### Problem requirements
Search the material for "MURGIA" and copy each line in which it is found.

### Supplied material
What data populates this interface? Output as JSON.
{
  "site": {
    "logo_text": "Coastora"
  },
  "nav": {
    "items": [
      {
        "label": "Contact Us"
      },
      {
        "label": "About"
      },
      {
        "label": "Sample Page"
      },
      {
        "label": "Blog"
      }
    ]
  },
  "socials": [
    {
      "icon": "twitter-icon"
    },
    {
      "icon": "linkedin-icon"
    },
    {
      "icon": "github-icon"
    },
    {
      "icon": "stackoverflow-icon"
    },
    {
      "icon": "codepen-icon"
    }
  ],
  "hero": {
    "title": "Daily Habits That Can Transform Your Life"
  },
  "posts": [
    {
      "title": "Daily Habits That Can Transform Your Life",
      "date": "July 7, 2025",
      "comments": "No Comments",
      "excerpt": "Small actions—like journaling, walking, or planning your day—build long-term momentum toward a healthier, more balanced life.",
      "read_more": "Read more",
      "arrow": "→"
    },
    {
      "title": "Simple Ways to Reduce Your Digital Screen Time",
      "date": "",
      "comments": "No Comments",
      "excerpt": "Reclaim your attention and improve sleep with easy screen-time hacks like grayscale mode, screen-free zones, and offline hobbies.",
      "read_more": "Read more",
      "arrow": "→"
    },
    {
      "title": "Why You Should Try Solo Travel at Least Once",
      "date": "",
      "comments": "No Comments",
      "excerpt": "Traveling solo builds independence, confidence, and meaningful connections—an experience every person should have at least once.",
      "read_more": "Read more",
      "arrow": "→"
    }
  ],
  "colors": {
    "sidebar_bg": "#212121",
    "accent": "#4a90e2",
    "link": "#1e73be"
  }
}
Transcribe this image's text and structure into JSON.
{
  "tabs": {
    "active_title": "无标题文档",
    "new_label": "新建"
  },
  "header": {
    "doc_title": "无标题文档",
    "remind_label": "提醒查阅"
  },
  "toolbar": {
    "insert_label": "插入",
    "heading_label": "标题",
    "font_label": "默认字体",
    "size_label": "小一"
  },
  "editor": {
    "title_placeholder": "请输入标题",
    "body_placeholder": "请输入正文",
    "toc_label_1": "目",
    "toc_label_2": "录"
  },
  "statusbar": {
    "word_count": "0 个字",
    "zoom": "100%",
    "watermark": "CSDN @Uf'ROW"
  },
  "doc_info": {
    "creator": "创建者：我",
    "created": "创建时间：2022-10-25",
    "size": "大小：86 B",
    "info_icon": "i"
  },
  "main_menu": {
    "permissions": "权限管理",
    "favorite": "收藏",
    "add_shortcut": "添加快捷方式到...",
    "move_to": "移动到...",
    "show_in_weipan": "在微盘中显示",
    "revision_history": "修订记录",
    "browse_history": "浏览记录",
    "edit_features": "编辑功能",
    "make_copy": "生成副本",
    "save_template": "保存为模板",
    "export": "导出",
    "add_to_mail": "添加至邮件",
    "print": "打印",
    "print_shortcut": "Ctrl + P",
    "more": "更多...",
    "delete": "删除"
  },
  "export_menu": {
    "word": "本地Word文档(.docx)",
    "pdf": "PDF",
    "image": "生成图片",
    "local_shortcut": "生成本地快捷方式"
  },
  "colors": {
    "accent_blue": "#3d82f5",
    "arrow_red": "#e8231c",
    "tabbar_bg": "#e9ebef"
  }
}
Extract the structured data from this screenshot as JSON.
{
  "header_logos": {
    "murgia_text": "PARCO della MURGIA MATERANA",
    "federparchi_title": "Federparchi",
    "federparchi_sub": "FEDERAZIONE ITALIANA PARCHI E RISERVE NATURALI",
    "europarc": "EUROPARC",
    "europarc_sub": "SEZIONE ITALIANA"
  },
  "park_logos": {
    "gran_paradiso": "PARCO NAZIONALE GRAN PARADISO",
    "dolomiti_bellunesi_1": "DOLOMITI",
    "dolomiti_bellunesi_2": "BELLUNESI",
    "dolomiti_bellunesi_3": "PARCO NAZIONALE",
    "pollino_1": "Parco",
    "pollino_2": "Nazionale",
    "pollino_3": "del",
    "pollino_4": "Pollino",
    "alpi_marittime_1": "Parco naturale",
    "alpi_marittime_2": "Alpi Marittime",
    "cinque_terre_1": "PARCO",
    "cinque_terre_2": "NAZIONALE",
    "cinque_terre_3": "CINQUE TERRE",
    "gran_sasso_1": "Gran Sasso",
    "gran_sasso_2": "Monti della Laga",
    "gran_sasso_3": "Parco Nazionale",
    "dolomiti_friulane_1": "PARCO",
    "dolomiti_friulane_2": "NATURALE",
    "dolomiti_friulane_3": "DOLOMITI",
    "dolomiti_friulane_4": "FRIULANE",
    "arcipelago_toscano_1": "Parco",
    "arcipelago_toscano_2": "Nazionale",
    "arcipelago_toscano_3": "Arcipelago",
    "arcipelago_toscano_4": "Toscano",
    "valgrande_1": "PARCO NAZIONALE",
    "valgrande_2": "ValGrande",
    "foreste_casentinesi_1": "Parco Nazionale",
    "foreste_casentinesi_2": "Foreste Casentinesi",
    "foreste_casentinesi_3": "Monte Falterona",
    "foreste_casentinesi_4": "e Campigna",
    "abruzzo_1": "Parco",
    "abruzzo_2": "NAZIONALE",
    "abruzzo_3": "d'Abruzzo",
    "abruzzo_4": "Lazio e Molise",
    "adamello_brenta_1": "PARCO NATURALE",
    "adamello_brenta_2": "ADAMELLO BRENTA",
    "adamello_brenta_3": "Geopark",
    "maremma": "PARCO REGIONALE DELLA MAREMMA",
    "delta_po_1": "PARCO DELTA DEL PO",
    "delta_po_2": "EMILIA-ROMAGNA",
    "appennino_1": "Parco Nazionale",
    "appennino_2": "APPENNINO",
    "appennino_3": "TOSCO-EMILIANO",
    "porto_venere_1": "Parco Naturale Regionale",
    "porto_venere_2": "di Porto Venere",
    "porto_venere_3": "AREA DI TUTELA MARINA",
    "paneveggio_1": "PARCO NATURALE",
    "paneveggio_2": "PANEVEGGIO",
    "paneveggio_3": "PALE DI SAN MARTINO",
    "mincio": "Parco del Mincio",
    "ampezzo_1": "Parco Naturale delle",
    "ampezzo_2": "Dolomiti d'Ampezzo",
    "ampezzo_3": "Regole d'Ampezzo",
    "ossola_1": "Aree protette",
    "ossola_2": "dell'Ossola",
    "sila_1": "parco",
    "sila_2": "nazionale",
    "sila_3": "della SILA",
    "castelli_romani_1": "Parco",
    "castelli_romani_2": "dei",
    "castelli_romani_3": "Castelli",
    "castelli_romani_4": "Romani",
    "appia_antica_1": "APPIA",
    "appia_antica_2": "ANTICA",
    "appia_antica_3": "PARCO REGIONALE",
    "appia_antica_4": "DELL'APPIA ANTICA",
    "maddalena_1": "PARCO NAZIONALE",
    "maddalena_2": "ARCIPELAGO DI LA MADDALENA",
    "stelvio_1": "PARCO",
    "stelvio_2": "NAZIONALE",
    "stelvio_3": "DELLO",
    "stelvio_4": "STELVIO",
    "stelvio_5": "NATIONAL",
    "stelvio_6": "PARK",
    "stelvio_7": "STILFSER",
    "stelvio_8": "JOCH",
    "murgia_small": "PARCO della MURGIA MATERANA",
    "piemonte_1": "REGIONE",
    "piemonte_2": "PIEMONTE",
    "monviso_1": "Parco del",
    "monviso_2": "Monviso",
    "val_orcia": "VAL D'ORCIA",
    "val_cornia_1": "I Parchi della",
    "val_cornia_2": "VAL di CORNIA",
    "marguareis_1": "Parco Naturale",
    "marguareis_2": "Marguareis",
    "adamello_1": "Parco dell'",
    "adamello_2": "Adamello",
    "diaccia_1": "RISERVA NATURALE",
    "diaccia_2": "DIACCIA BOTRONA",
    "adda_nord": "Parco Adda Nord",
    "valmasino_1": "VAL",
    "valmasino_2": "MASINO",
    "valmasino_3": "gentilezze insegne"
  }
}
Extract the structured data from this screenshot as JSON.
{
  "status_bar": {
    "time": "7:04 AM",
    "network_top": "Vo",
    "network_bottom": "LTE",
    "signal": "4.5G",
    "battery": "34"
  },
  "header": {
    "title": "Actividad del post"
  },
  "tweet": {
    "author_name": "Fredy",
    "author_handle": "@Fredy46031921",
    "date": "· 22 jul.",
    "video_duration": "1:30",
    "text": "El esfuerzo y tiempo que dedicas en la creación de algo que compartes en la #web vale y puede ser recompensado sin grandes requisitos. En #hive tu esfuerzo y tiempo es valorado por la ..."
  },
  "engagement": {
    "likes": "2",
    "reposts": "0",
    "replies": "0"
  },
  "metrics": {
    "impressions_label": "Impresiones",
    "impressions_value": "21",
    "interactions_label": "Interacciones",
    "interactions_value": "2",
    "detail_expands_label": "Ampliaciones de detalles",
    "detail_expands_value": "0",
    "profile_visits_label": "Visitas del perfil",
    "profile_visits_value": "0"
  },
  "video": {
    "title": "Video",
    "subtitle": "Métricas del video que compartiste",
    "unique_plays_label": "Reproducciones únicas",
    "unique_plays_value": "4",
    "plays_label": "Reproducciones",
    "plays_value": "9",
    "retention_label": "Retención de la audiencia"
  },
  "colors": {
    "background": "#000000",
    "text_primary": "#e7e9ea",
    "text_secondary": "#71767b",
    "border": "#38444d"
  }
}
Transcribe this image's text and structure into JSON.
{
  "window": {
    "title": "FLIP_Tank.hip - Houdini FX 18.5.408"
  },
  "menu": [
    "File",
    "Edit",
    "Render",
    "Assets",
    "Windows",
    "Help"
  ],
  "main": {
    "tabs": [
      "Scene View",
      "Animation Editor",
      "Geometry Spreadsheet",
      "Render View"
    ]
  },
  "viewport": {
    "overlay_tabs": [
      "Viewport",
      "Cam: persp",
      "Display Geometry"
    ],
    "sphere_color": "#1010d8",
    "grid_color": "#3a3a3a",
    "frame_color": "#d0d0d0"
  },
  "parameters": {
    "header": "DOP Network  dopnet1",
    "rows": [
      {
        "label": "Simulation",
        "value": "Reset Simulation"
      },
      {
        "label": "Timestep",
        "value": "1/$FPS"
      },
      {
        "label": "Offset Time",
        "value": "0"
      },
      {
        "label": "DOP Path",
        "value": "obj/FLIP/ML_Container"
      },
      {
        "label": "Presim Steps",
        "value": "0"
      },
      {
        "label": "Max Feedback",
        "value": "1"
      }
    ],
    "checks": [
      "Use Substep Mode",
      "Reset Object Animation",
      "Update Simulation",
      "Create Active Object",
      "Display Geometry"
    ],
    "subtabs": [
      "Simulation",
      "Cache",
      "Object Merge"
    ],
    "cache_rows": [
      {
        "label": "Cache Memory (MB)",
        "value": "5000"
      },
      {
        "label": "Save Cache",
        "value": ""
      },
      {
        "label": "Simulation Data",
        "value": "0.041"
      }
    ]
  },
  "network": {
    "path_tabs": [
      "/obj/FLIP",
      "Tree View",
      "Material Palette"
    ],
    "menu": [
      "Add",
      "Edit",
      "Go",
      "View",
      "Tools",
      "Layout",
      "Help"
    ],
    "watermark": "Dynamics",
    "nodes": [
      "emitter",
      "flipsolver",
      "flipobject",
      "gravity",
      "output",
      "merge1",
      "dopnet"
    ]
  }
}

### Output of the task
    "murgia_text": "PARCO della MURGIA MATERANA",
    "murgia_small": "PARCO della MURGIA MATERANA",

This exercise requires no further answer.